Task to carry out: Only lines holding "Local" are wanted; copy each of them from the records below.

*** Opening The data ***

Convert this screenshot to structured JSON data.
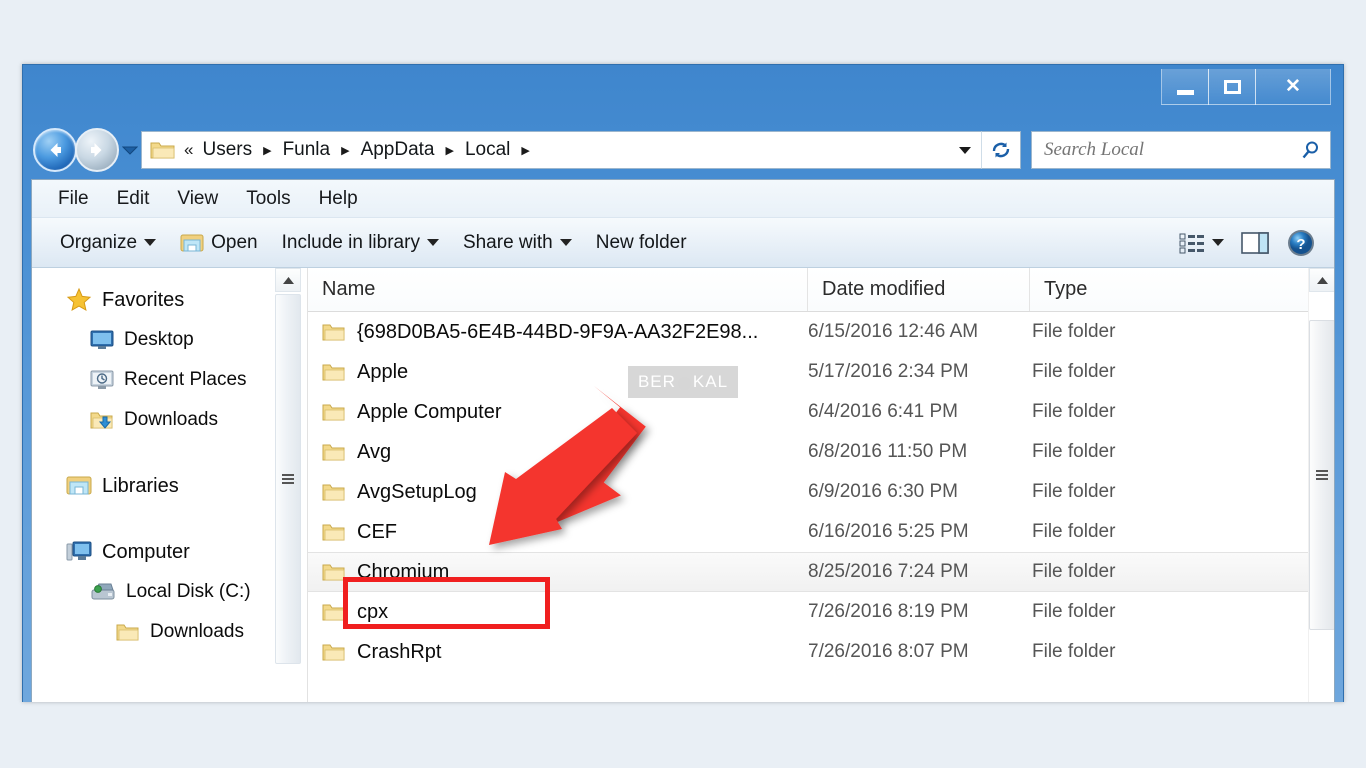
{
  "window": {
    "controls": {
      "minimize_label": "Minimize",
      "maximize_label": "Maximize",
      "close_label": "✕"
    }
  },
  "address": {
    "back_label": "Back",
    "forward_label": "Forward",
    "recent_dropdown_label": "Recent pages",
    "leading_chevrons": "«",
    "crumbs": [
      "Users",
      "Funla",
      "AppData",
      "Local"
    ],
    "separator": "▶",
    "trailing_separator": "▶",
    "dropdown_label": "Previous locations",
    "refresh_label": "Refresh"
  },
  "search": {
    "placeholder": "Search Local",
    "value": "",
    "icon": "search-icon"
  },
  "menubar": {
    "items": [
      "File",
      "Edit",
      "View",
      "Tools",
      "Help"
    ]
  },
  "toolbar": {
    "organize_label": "Organize",
    "open_label": "Open",
    "include_label": "Include in library",
    "share_label": "Share with",
    "newfolder_label": "New folder",
    "view_label": "Change your view",
    "preview_label": "Show the preview pane",
    "help_label": "Get help"
  },
  "navpane": {
    "items": [
      {
        "label": "Favorites",
        "icon": "star-icon",
        "level": 0
      },
      {
        "label": "Desktop",
        "icon": "desktop-icon",
        "level": 1
      },
      {
        "label": "Recent Places",
        "icon": "recent-icon",
        "level": 1
      },
      {
        "label": "Downloads",
        "icon": "downloads-icon",
        "level": 1
      },
      {
        "label": "Libraries",
        "icon": "libraries-icon",
        "level": 0
      },
      {
        "label": "Computer",
        "icon": "computer-icon",
        "level": 0
      },
      {
        "label": "Local Disk (C:)",
        "icon": "harddisk-icon",
        "level": 1
      },
      {
        "label": "Downloads",
        "icon": "folder-icon",
        "level": 2
      }
    ]
  },
  "filelist": {
    "columns": [
      "Name",
      "Date modified",
      "Type"
    ],
    "sort_column": "Name",
    "rows": [
      {
        "name": "{698D0BA5-6E4B-44BD-9F9A-AA32F2E98...",
        "date": "6/15/2016 12:46 AM",
        "type": "File folder",
        "selected": false
      },
      {
        "name": "Apple",
        "date": "5/17/2016 2:34 PM",
        "type": "File folder",
        "selected": false
      },
      {
        "name": "Apple Computer",
        "date": "6/4/2016 6:41 PM",
        "type": "File folder",
        "selected": false
      },
      {
        "name": "Avg",
        "date": "6/8/2016 11:50 PM",
        "type": "File folder",
        "selected": false
      },
      {
        "name": "AvgSetupLog",
        "date": "6/9/2016 6:30 PM",
        "type": "File folder",
        "selected": false
      },
      {
        "name": "CEF",
        "date": "6/16/2016 5:25 PM",
        "type": "File folder",
        "selected": false
      },
      {
        "name": "Chromium",
        "date": "8/25/2016 7:24 PM",
        "type": "File folder",
        "selected": true
      },
      {
        "name": "cpx",
        "date": "7/26/2016 8:19 PM",
        "type": "File folder",
        "selected": false
      },
      {
        "name": "CrashRpt",
        "date": "7/26/2016 8:07 PM",
        "type": "File folder",
        "selected": false
      }
    ]
  },
  "annotations": {
    "highlight_color": "#f01f1f",
    "highlight_target": "Chromium",
    "arrow_color": "#f4342e",
    "watermark_text_left": "BER",
    "watermark_text_right": "KAL"
  }
}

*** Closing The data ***

Solved exercise:
      "Local"
    "placeholder": "Search Local",
        "label": "Local Disk (C:)",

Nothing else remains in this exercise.